== Instructions for the task ==
Please report every line in the entries that contains the string "Winlogon".

Stored dataset items
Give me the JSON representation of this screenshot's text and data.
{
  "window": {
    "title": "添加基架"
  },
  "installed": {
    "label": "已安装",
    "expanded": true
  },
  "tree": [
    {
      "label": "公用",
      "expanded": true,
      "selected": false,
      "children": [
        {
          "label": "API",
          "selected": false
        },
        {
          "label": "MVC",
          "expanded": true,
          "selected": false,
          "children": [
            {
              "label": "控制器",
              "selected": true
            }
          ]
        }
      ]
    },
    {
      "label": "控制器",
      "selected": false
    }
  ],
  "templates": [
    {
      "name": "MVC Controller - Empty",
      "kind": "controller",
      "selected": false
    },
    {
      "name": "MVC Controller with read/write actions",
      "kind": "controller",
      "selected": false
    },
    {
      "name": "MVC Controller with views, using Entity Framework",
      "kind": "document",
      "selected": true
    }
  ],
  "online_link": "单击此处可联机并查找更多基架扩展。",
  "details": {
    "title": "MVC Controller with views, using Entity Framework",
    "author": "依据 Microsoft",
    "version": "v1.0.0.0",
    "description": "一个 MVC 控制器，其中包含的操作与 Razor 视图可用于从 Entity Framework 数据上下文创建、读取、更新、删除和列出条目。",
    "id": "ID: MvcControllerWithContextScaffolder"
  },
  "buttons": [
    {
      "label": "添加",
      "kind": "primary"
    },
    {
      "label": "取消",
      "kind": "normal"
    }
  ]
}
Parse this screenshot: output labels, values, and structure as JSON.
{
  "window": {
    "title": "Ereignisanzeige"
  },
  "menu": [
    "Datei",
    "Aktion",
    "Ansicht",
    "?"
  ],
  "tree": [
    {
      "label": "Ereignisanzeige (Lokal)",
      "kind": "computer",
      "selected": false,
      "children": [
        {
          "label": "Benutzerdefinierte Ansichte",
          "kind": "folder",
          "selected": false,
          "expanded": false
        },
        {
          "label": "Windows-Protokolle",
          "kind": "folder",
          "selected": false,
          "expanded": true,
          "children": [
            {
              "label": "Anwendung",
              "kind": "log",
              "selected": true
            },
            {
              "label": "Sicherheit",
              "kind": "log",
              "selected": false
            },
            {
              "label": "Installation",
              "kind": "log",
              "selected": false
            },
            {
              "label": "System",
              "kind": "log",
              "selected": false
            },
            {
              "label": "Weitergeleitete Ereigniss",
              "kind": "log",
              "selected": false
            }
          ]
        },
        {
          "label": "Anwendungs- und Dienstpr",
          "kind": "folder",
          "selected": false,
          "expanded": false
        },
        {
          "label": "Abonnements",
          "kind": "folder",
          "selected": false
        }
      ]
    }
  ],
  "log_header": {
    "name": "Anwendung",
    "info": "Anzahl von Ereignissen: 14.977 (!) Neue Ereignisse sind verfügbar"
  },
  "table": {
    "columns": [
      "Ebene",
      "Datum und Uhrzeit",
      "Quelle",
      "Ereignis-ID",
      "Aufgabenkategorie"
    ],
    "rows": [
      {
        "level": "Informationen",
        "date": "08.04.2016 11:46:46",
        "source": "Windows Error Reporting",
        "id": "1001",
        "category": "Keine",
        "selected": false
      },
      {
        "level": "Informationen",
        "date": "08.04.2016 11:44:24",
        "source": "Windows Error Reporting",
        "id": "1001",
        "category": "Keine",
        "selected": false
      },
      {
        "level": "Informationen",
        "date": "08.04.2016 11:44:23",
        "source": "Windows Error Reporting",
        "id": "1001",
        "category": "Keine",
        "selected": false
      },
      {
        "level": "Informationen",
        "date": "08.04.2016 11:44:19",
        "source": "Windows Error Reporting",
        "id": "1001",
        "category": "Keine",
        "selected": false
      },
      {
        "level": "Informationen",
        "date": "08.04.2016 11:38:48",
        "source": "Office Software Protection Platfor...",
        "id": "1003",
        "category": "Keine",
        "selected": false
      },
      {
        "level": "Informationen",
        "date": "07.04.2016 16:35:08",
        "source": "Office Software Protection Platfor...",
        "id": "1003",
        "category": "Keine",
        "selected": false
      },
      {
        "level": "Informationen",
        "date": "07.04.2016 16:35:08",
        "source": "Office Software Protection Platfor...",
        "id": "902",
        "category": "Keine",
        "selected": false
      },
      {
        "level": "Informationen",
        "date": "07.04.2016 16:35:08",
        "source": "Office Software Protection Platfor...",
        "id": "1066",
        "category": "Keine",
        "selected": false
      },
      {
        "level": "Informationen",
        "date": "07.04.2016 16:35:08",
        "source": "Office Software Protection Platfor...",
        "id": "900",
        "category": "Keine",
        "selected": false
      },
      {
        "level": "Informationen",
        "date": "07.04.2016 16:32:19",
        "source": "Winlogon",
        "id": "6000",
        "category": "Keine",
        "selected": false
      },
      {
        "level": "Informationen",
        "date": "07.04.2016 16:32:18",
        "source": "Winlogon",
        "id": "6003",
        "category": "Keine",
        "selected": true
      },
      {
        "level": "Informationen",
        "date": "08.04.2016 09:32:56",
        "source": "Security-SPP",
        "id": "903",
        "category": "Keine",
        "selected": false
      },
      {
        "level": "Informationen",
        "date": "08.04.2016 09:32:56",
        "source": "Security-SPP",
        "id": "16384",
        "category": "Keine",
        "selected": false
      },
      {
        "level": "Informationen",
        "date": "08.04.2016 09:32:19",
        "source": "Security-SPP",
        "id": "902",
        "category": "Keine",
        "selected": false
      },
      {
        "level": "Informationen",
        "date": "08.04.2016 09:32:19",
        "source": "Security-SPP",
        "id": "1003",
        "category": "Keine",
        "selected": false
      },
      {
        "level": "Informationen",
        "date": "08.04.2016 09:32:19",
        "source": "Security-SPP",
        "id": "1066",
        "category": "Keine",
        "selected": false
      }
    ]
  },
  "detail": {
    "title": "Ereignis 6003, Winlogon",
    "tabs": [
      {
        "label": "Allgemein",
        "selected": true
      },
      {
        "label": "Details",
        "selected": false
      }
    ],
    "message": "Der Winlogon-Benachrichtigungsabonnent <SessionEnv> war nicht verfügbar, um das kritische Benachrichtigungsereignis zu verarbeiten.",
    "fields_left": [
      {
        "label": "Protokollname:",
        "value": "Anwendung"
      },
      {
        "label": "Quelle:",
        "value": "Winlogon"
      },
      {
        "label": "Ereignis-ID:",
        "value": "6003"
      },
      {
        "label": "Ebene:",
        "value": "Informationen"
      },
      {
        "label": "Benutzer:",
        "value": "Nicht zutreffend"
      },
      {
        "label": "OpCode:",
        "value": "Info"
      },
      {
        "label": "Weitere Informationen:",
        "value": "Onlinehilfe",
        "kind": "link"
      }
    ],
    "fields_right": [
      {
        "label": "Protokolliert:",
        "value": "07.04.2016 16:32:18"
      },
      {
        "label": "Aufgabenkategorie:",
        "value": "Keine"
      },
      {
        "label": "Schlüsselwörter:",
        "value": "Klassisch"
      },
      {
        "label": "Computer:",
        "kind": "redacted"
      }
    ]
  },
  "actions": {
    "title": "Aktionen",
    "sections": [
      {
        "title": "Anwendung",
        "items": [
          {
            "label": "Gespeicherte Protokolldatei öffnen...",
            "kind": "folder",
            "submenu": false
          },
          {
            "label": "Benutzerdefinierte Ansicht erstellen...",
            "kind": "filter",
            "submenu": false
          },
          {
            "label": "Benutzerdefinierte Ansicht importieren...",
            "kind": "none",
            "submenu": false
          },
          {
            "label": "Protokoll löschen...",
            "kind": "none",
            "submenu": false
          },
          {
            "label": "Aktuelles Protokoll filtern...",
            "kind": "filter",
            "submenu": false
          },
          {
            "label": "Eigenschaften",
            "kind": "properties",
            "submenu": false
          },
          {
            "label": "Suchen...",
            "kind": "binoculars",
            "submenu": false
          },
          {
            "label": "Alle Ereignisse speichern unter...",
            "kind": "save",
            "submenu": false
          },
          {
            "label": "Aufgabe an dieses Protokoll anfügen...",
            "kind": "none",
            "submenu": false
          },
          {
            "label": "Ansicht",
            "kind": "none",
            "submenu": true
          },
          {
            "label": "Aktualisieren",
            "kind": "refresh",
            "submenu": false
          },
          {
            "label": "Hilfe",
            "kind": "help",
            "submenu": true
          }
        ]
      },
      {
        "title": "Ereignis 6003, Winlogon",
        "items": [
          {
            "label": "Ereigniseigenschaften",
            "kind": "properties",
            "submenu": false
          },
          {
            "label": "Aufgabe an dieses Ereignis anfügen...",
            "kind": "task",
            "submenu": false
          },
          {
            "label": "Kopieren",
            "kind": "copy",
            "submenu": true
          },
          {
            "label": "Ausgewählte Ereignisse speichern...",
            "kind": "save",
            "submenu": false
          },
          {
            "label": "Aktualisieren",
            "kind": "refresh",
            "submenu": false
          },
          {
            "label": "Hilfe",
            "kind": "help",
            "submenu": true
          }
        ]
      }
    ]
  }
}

== Written response ==
        "source": "Winlogon",
        "source": "Winlogon",
    "title": "Ereignis 6003, Winlogon",
    "message": "Der Winlogon-Benachrichtigungsabonnent <SessionEnv> war nicht verfügbar, um das kritische Benachrichtigungsereignis zu verarbeiten.",
        "value": "Winlogon"
        "title": "Ereignis 6003, Winlogon",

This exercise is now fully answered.